THATCHER GLASS MFG. GO., INC.
Glass Milk Containers
W. T. LOVE, Florida Representative
3221 Pinehurst PI.-Charlotte 7, N.C.
UNIVERSAL MILKING MACHINE
Pail-less (Pipe line) Milking Machines
R. D. Archer-Factory Rep.-Ph. 84-7467
1100 N.E. 134 St., No. Miami, Fla.
34 FLORIDA DAIRY NEWS
IF YOU WANT TOPS
IN THE SALE RING
DINSMORE PRINCE ROYAL
26 AR Daughters
Jr. & Res. Champ.,
BUTLER ISLAND JANICE
13803# milk-603# fat at 3 yrs.
1 Son in service at Dinsmore
DINSMORE ROYAL MAY
Classified EXCELLENT-15261# milk-643# fat in 10 mo. at 5 yrs.-Sold for $10,000. Grand Champ, 5 State Fairs.
IN THE SHOW RING
FOREMOST MAY ROYALTY
37 AR Daughters
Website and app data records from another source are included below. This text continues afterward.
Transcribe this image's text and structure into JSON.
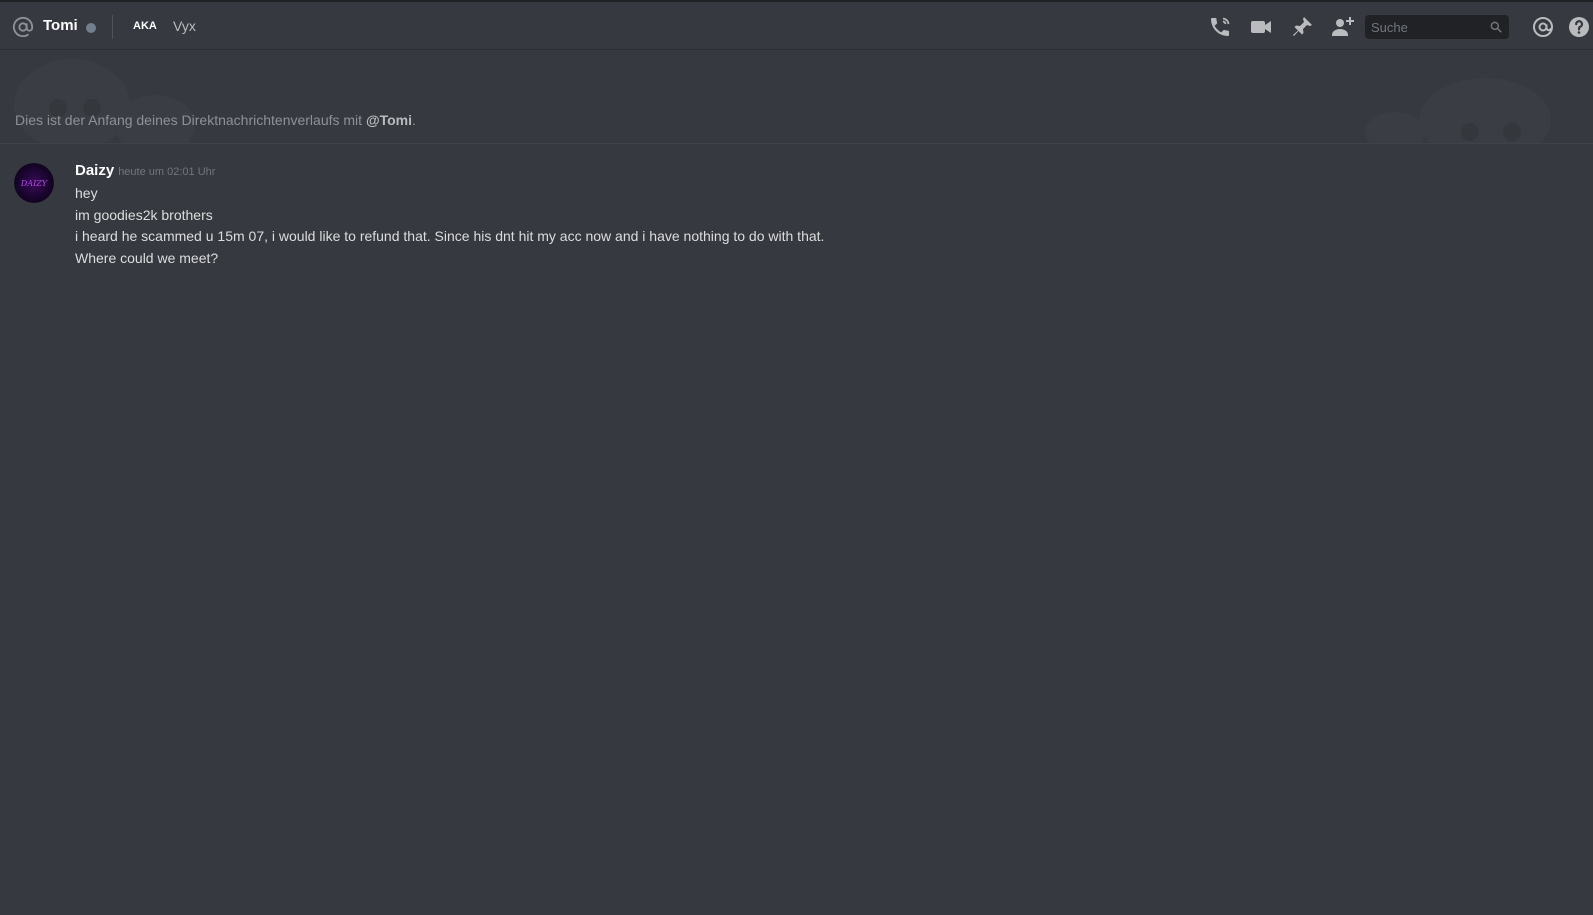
{
  "header": {
    "channel_name": "Tomi",
    "aka_label": "AKA",
    "nickname": "Vyx",
    "search_placeholder": "Suche",
    "icons": [
      "at-icon",
      "status-offline-icon",
      "voice-call-icon",
      "video-call-icon",
      "pinned-messages-icon",
      "add-friend-icon",
      "search-icon",
      "mentions-icon",
      "help-icon"
    ]
  },
  "welcome": {
    "prefix": "Dies ist der Anfang deines Direktnachrichtenverlaufs mit ",
    "mention": "@Tomi",
    "suffix": "."
  },
  "messages": [
    {
      "author": "Daizy",
      "timestamp": "heute um 02:01 Uhr",
      "avatar_text": "DAIZY",
      "lines": [
        "hey",
        "im goodies2k brothers",
        "i heard he scammed u 15m 07, i would like to refund that. Since his dnt hit my acc now and i have nothing to do with that.",
        "Where could we meet?"
      ]
    }
  ],
  "colors": {
    "background": "#36393f",
    "header_text": "#ffffff",
    "muted_text": "#8e9297",
    "message_text": "#dcddde",
    "timestamp": "#72767d",
    "status_offline": "#747f8d",
    "search_bg": "#202225"
  }
}
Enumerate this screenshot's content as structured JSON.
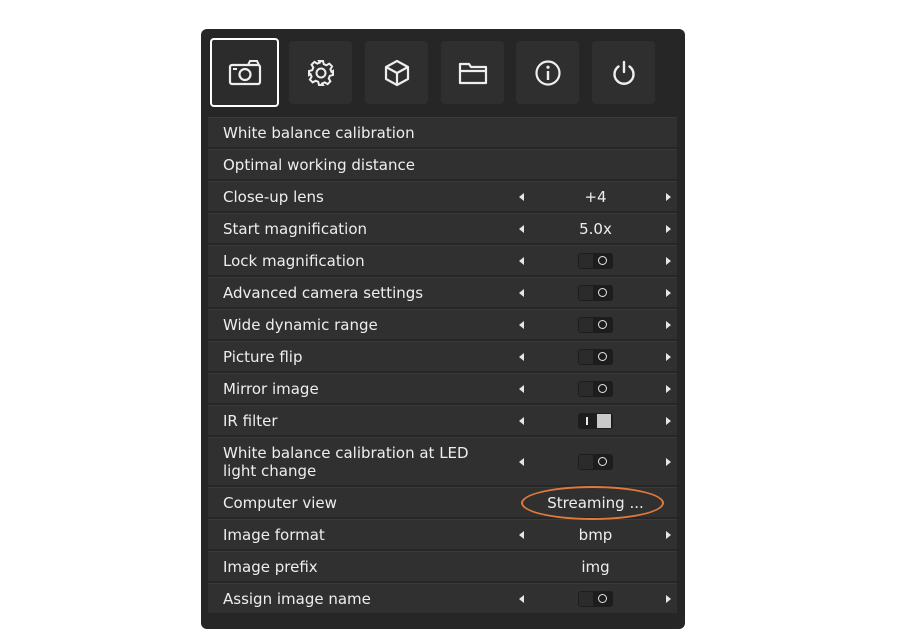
{
  "tabs": [
    {
      "icon": "camera-icon",
      "active": true
    },
    {
      "icon": "gear-icon",
      "active": false
    },
    {
      "icon": "cube-icon",
      "active": false
    },
    {
      "icon": "folder-icon",
      "active": false
    },
    {
      "icon": "info-icon",
      "active": false
    },
    {
      "icon": "power-icon",
      "active": false
    }
  ],
  "menu": {
    "white_balance_calibration": "White balance calibration",
    "optimal_working_distance": "Optimal working distance",
    "close_up_lens": {
      "label": "Close-up lens",
      "value": "+4"
    },
    "start_magnification": {
      "label": "Start magnification",
      "value": "5.0x"
    },
    "lock_magnification": {
      "label": "Lock magnification",
      "state": "off"
    },
    "advanced_camera_settings": {
      "label": "Advanced camera settings",
      "state": "off"
    },
    "wide_dynamic_range": {
      "label": "Wide dynamic range",
      "state": "off"
    },
    "picture_flip": {
      "label": "Picture flip",
      "state": "off"
    },
    "mirror_image": {
      "label": "Mirror image",
      "state": "off"
    },
    "ir_filter": {
      "label": "IR filter",
      "state": "on"
    },
    "wb_calibration_led": {
      "label": "White balance calibration at LED light change",
      "state": "off"
    },
    "computer_view": {
      "label": "Computer view",
      "value": "Streaming ..."
    },
    "image_format": {
      "label": "Image format",
      "value": "bmp"
    },
    "image_prefix": {
      "label": "Image prefix",
      "value": "img"
    },
    "assign_image_name": {
      "label": "Assign image name",
      "state": "off"
    }
  },
  "colors": {
    "panel": "#262626",
    "row": "#303030",
    "highlight": "#e07a3a"
  }
}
1st prize Get of Sire
DINSMORE ROYAL JEDETTA
Half sister to
Dinsmore Royal May (above)
DINSMORE MAYROYAL JEDETTA
Classified VERY GOOD-15070# milk-619# fat at 4 years-Grand Champ. & Best Udder, Tampa Fair, 1952
DINSMORE MAJESTIC ROSE KING
28 AR Daughters
5 over 700# fat
15512# milk-676# fat
Just "passed on" in her 16th year.
DINSMORE MAJESTIC GILDA
14206# milk-708# fat at 3 yrs. 18343# milk-787# fat at 5 yrs.
17237# milk-830# fat at 4 yrs. 16877# milk-716# fat at 7 yrs.
15923# milk-591 # fat at 8 yrs.
FEDERAL ACCREDITED 57790 J. B. I-ANOUX, Herdsman NE(;ATIVE TO BANG'S
Dinsm e F s 10 miles north of Jacksonville
Dnsmore Farms Near .S. 1 Dinsmore, Florida
V. C. JOHNSON EARL A. JOHNSON CHARLES F. JOHNSON BRADY S. JOHNSTON
0 0 0 00o0000 0 00
PRODUCTION GOES UP
WHEN YOU FEED
SECURITY DAIRY -
And low feed cost per gallon of milk l
depends on top production from every
cow in the herd. Dairymen who keep
records of their "feed-cost per gallon of
milk" know that all-grain feeds like
SECURITY DAIRY FEEDS are their most
Follow the Security "calf-to-calf" dairy program.
SECURITY CALF STARTER For your calves
SECURITY CALF GROWER For growing heifers FEEDS
SECURITY CONDITIONER For dry cows
SECURITY DAIRY FEEDS For the milking herd i